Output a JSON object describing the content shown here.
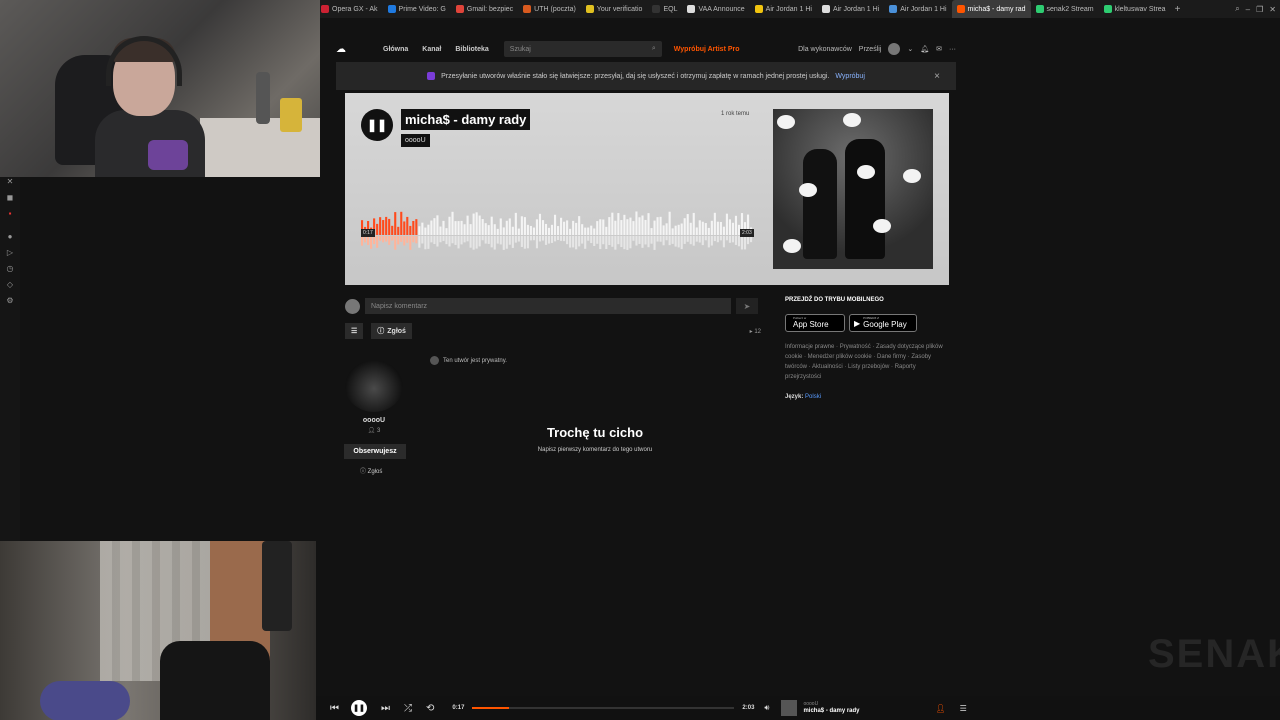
{
  "browser": {
    "tabs": [
      {
        "label": "Opera GX - Ak",
        "color": "#cc2233"
      },
      {
        "label": "Prime Video: G",
        "color": "#1f7ae0"
      },
      {
        "label": "Gmail: bezpiec",
        "color": "#e0443a"
      },
      {
        "label": "UTH (poczta)",
        "color": "#d85a1f"
      },
      {
        "label": "Your verificatio",
        "color": "#e0c020"
      },
      {
        "label": "EQL",
        "color": "#333333"
      },
      {
        "label": "VAA Announce",
        "color": "#dddddd"
      },
      {
        "label": "Air Jordan 1 Hi",
        "color": "#f1c40f"
      },
      {
        "label": "Air Jordan 1 Hi",
        "color": "#dddddd"
      },
      {
        "label": "Air Jordan 1 Hi",
        "color": "#4a90d9"
      },
      {
        "label": "micha$ - damy rad",
        "color": "#ff5500",
        "active": true
      },
      {
        "label": "senak2 Stream",
        "color": "#2ecc71"
      },
      {
        "label": "kleltuswav Strea",
        "color": "#2ecc71"
      }
    ],
    "add_tab_icon": "plus-icon",
    "toolbar_icons": [
      "search-icon",
      "minimize-icon",
      "restore-icon",
      "close-icon"
    ]
  },
  "sc_header": {
    "nav": [
      "Główna",
      "Kanał",
      "Biblioteka"
    ],
    "search_placeholder": "Szukaj",
    "pro_link": "Wypróbuj Artist Pro",
    "for_artists": "Dla wykonawców",
    "upload": "Prześlij"
  },
  "banner": {
    "text": "Przesyłanie utworów właśnie stało się łatwiejsze: przesyłaj, daj się usłyszeć i otrzymuj zapłatę w ramach jednej prostej usługi.",
    "link": "Wypróbuj",
    "close": "×"
  },
  "track": {
    "title": "micha$ - damy rady",
    "artist": "ooooU",
    "age": "1 rok temu",
    "time_start": "0:17",
    "time_end": "2:03",
    "progress": 0.14
  },
  "comment": {
    "placeholder": "Napisz komentarz",
    "report_label": "Zgłoś",
    "plays": "12"
  },
  "artist": {
    "name": "ooooU",
    "followers": "3",
    "follow_label": "Obserwujesz",
    "report_label": "Zgłoś"
  },
  "private_note": "Ten utwór jest prywatny.",
  "empty_comments": {
    "title": "Trochę tu cicho",
    "subtitle": "Napisz pierwszy komentarz do tego utworu"
  },
  "sidebar": {
    "mobile_heading": "PRZEJDŹ DO TRYBU MOBILNEGO",
    "app_store_small": "Pobierz w",
    "app_store": "App Store",
    "google_small": "POBIERZ Z",
    "google_play": "Google Play",
    "links": "Informacje prawne · Prywatność · Zasady dotyczące plików cookie · Menedżer plików cookie · Dane firmy · Zasoby twórców · Aktualności · Listy przebojów · Raporty przejrzystości",
    "language_label": "Język:",
    "language_value": "Polski"
  },
  "watermark": "SENAK",
  "player": {
    "time_current": "0:17",
    "time_total": "2:03",
    "progress": 0.14,
    "artist": "ooooU",
    "title": "micha$ - damy rady"
  }
}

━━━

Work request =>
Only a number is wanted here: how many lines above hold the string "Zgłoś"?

Solution to this problem =>
2